▶ [Work instructions]
Among the records below, find the lines that contain "Solutions" and copy each of them.

▶ [Records supplied]
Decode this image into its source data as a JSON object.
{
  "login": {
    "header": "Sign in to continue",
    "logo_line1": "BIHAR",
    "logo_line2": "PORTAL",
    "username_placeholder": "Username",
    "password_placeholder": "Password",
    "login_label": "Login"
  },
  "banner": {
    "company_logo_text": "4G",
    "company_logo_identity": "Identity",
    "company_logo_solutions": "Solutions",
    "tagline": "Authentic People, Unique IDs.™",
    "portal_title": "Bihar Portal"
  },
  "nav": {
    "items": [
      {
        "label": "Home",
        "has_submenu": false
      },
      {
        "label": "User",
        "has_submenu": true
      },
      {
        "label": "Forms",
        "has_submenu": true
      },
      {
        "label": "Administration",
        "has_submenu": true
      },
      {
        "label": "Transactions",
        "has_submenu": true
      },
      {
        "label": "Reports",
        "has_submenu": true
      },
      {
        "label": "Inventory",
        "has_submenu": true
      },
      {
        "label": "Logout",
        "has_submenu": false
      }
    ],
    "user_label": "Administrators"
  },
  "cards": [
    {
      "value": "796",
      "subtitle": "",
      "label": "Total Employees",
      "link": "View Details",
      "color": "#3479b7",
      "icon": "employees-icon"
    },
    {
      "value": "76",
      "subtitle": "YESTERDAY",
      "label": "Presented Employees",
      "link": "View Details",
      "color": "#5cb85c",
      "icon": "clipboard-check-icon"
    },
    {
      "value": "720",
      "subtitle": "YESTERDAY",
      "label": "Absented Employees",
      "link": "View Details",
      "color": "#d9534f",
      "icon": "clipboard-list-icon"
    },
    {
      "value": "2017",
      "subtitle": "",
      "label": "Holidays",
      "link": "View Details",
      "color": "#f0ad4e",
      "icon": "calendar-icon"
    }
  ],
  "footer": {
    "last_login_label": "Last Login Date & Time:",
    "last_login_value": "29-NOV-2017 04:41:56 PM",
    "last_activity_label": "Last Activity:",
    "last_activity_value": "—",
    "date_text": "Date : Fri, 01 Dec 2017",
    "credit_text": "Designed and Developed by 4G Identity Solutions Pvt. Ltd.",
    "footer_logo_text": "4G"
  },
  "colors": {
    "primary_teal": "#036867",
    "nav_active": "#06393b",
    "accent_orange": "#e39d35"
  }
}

▶ [Problem solution]
    "company_logo_solutions": "Solutions",
    "credit_text": "Designed and Developed by 4G Identity Solutions Pvt. Ltd.",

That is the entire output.